- _Records supplied_:

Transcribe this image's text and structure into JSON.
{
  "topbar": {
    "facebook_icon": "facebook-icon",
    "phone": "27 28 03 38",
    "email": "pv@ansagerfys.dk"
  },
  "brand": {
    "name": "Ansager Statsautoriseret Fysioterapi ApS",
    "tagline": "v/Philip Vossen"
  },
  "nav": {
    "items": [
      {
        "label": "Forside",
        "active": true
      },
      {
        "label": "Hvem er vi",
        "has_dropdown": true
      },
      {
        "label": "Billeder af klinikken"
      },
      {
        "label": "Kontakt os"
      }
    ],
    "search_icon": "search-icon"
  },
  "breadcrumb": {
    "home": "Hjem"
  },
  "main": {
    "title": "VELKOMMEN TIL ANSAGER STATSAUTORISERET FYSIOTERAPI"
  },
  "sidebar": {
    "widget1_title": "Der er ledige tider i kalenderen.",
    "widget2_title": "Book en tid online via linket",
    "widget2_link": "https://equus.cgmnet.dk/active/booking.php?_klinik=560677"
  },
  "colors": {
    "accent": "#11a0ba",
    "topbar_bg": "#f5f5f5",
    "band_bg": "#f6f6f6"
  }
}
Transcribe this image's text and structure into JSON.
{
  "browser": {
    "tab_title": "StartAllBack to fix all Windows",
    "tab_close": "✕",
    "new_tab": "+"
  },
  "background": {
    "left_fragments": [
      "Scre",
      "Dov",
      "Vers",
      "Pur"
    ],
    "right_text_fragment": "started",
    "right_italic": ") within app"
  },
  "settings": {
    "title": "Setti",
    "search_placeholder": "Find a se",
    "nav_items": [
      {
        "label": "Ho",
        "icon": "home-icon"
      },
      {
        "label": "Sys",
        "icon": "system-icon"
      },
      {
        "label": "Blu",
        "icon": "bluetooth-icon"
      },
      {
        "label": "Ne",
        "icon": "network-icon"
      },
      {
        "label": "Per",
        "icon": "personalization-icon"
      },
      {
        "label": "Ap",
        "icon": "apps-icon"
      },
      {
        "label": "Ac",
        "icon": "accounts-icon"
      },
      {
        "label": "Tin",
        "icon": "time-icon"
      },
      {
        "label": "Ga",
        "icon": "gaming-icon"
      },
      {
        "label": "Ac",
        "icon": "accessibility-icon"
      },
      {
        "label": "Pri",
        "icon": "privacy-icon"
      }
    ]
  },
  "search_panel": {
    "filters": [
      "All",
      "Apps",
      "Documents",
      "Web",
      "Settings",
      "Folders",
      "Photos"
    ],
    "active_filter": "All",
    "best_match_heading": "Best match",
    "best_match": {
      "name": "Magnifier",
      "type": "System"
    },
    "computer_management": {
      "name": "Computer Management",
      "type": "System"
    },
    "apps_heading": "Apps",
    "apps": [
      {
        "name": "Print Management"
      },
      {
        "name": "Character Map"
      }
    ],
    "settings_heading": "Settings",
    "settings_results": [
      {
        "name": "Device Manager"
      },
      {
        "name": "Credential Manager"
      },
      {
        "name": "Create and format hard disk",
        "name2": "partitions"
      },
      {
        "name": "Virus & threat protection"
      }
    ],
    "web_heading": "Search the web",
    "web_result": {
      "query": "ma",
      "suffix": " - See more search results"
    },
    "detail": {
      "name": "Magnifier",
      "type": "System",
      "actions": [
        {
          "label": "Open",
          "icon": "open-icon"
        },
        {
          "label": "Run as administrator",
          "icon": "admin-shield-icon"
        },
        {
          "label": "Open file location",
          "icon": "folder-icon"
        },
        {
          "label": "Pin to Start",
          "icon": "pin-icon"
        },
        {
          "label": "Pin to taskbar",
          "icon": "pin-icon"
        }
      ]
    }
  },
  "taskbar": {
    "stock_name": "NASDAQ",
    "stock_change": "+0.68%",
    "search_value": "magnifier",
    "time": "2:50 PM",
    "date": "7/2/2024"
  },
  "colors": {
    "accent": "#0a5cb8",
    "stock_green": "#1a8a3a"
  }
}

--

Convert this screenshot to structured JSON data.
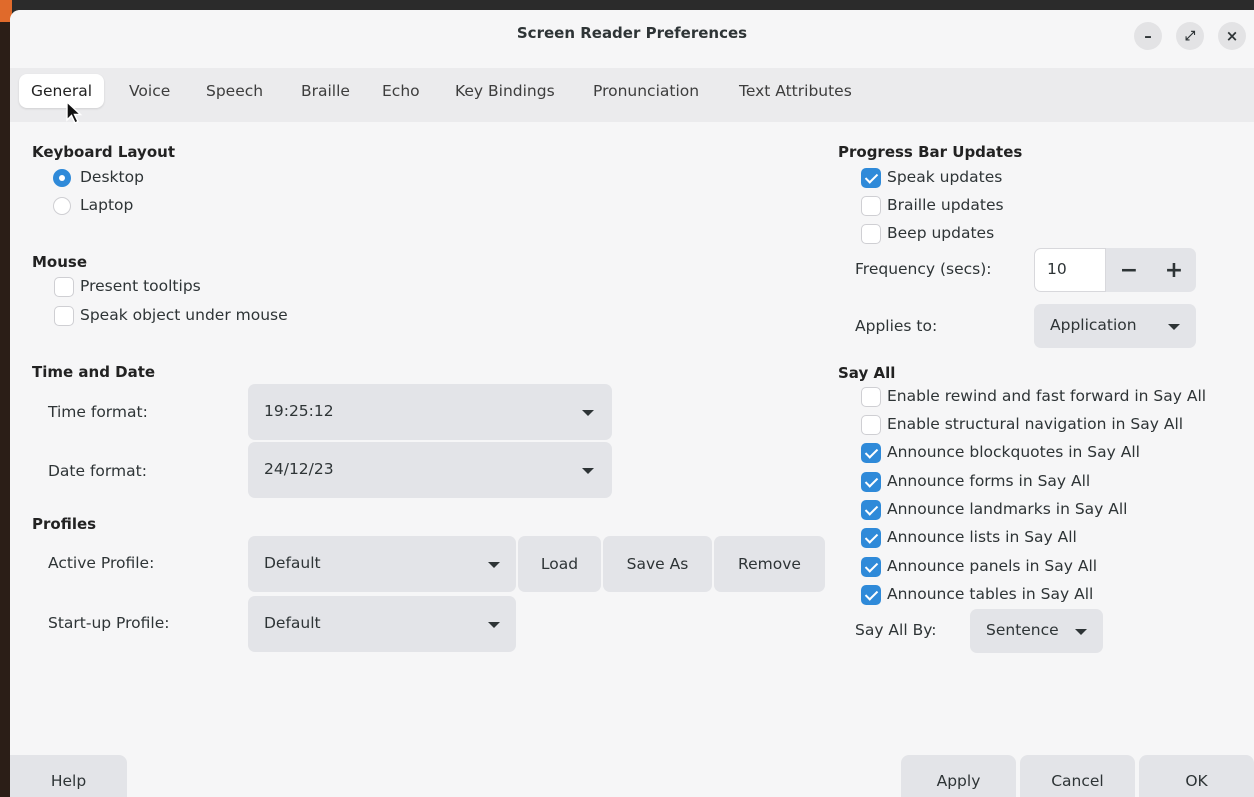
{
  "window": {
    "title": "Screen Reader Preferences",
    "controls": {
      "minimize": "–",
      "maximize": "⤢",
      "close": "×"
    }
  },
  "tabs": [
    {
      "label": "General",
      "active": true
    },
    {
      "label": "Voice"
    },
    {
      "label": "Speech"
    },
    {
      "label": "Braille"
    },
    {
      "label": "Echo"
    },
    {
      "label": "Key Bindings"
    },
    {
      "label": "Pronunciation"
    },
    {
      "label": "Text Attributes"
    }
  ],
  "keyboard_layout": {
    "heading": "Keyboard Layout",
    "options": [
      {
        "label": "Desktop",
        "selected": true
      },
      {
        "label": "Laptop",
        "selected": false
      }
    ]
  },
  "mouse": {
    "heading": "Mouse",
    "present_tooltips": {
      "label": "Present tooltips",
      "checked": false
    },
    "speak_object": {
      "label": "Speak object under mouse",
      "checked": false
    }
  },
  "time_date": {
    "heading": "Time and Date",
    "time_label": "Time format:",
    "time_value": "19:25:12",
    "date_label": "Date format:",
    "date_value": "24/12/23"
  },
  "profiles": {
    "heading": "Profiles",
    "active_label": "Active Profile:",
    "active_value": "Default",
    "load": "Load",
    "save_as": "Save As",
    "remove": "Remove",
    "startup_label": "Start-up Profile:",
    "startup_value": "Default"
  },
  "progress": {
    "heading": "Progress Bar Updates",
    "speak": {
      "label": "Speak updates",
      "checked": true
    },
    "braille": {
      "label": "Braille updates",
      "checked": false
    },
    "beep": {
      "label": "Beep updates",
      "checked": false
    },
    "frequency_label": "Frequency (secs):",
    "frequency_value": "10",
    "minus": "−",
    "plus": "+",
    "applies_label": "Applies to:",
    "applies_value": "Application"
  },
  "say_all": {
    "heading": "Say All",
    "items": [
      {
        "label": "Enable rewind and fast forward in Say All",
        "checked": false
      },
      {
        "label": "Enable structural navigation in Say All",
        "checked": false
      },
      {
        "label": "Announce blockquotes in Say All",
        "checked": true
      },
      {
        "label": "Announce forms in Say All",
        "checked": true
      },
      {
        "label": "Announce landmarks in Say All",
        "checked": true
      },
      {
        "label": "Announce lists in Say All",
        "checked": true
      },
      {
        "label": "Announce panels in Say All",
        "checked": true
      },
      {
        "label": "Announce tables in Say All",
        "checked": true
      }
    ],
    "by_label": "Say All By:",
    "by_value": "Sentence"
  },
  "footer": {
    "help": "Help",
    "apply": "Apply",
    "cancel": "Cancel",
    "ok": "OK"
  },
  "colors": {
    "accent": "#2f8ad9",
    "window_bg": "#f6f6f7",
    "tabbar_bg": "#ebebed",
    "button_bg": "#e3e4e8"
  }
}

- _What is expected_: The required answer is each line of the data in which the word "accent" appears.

- _Output for this exercise_:
    "accent": "#11a0ba",
    "accent": "#0a5cb8",
    "accent": "#2f8ad9",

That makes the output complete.